On Avenue Matignon which meets the former street at a right angle, you have about 10 unlicensed dealers who uses the park benches to display their small unimpressive stock. There is nothing of interest here where our territories are concerned. If time is the essence, I would advise concentrating on Avenue Gabriel.

Thursday, 5 September 2013

Brunei JO part 4


There are a total of 5 sheets of 50 in my custody. As you can see, some of them are too big for the scanner. I am also enclosing a scan of the article by W H Adgey Edgar which was published in the Philatelic Magazine in June 1948. But I wonder whether the Die II that was mentioned is actually a forged overprint.





The uppermost overprint as shown above with Die I is the one that seems to be the one on all these sheets and stamps.
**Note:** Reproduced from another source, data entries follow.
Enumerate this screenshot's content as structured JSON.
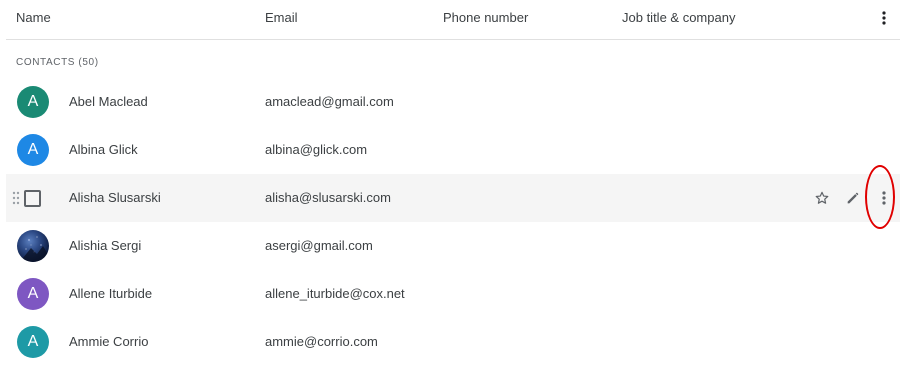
{
  "header": {
    "name": "Name",
    "email": "Email",
    "phone": "Phone number",
    "job": "Job title & company"
  },
  "section": {
    "label": "CONTACTS (50)"
  },
  "contacts": [
    {
      "initial": "A",
      "name": "Abel Maclead",
      "email": "amaclead@gmail.com",
      "color": "#1a8a74"
    },
    {
      "initial": "A",
      "name": "Albina Glick",
      "email": "albina@glick.com",
      "color": "#1e88e5"
    },
    {
      "initial": "",
      "name": "Alisha Slusarski",
      "email": "alisha@slusarski.com",
      "color": ""
    },
    {
      "initial": "",
      "name": "Alishia Sergi",
      "email": "asergi@gmail.com",
      "color": "photo"
    },
    {
      "initial": "A",
      "name": "Allene Iturbide",
      "email": "allene_iturbide@cox.net",
      "color": "#7e57c2"
    },
    {
      "initial": "A",
      "name": "Ammie Corrio",
      "email": "ammie@corrio.com",
      "color": "#1e9aa6"
    }
  ],
  "icons": {
    "header_menu": "more-vert-icon",
    "drag": "drag-handle-icon",
    "star": "star-outline-icon",
    "edit": "pencil-icon",
    "more": "more-vert-icon"
  },
  "annotation_color": "#e00000"
}
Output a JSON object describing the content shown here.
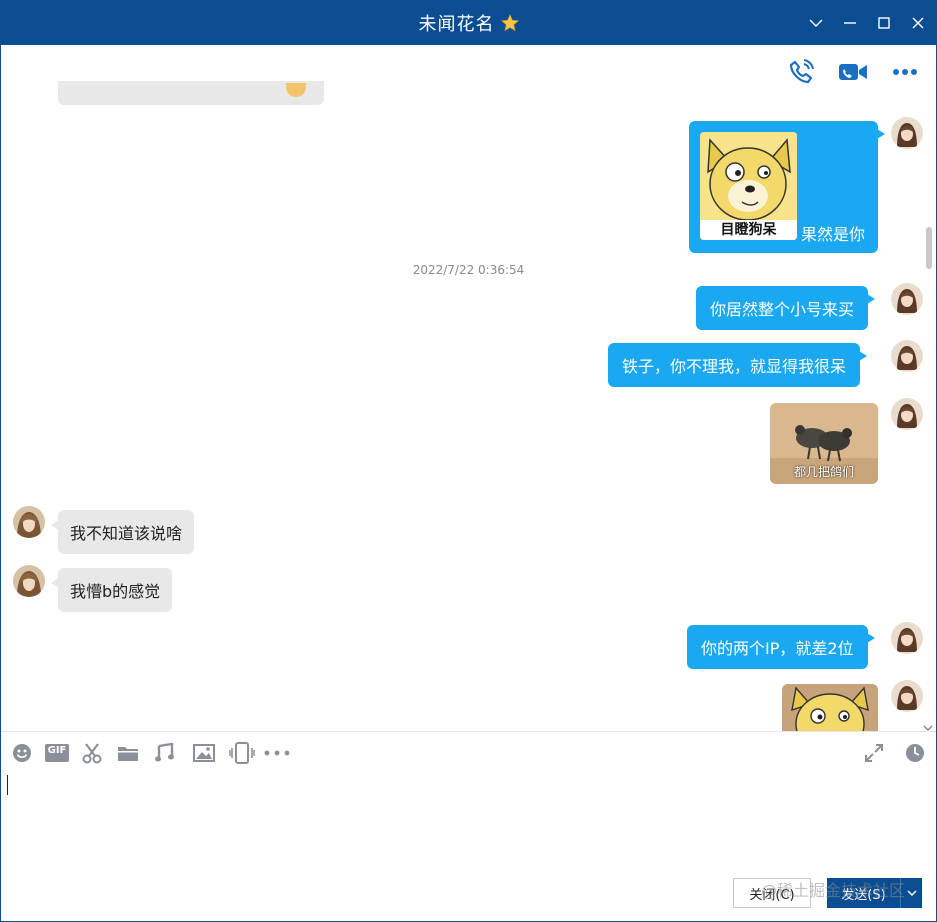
{
  "window": {
    "title": "未闻花名",
    "title_icon": "star-icon",
    "controls": [
      "chevron-down-icon",
      "minimize-icon",
      "maximize-icon",
      "close-icon"
    ]
  },
  "call_toolbar": {
    "icons": [
      "voice-call-icon",
      "video-call-icon",
      "more-icon"
    ]
  },
  "messages": [
    {
      "side": "in",
      "type": "text",
      "text": "",
      "note": "partially visible bubble at top"
    },
    {
      "side": "out",
      "type": "sticker-text",
      "sticker_caption": "目瞪狗呆",
      "text": "果然是你"
    },
    {
      "type": "timestamp",
      "text": "2022/7/22 0:36:54"
    },
    {
      "side": "out",
      "type": "text",
      "text": "你居然整个小号来买"
    },
    {
      "side": "out",
      "type": "text",
      "text": "铁子，你不理我，就显得我很呆"
    },
    {
      "side": "out",
      "type": "image",
      "caption": "都几把鸽们"
    },
    {
      "side": "in",
      "type": "text",
      "text": "我不知道该说啥"
    },
    {
      "side": "in",
      "type": "text",
      "text": "我懵b的感觉"
    },
    {
      "side": "out",
      "type": "text",
      "text": "你的两个IP，就差2位"
    },
    {
      "side": "out",
      "type": "image",
      "caption": ""
    }
  ],
  "input_toolbar": {
    "tools": [
      "emoji-icon",
      "gif-icon",
      "scissors-icon",
      "folder-icon",
      "music-icon",
      "image-icon",
      "shake-icon",
      "more-icon"
    ],
    "gif_label": "GIF",
    "right_tools": [
      "expand-icon",
      "history-icon"
    ]
  },
  "editor": {
    "value": ""
  },
  "buttons": {
    "close_label": "关闭(C)",
    "send_label": "发送(S)"
  },
  "watermark": "@稀土掘金技术社区",
  "colors": {
    "titlebar": "#0b4d92",
    "bubble_out": "#1aa8f0",
    "bubble_in": "#e8e8e8",
    "icon": "#1a6fc2"
  }
}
Notice the right leg of the first character (conventional to read from the right) is thicker. The second character has a sharp point at the bottom right corner. The sixth character has a down stroke shaped like a harpoon on the left side. The final character normally has a very tiny dot within the space inside.
The bottom overprint has Die II and the spacing between and the characters are irregular and not precise. I think this is a fake overprint. I have not seen an overprint used like the one depicted in the Stanley Gibbons and some other catalogues. Here, the first character has equal legs with the left connected to the next character. The explanation could have been that they did not show the real overprint to prevent copycats. But it is also very important for collectors to be familiar with the structure and format of this overprint as fakes both old and new are abundant.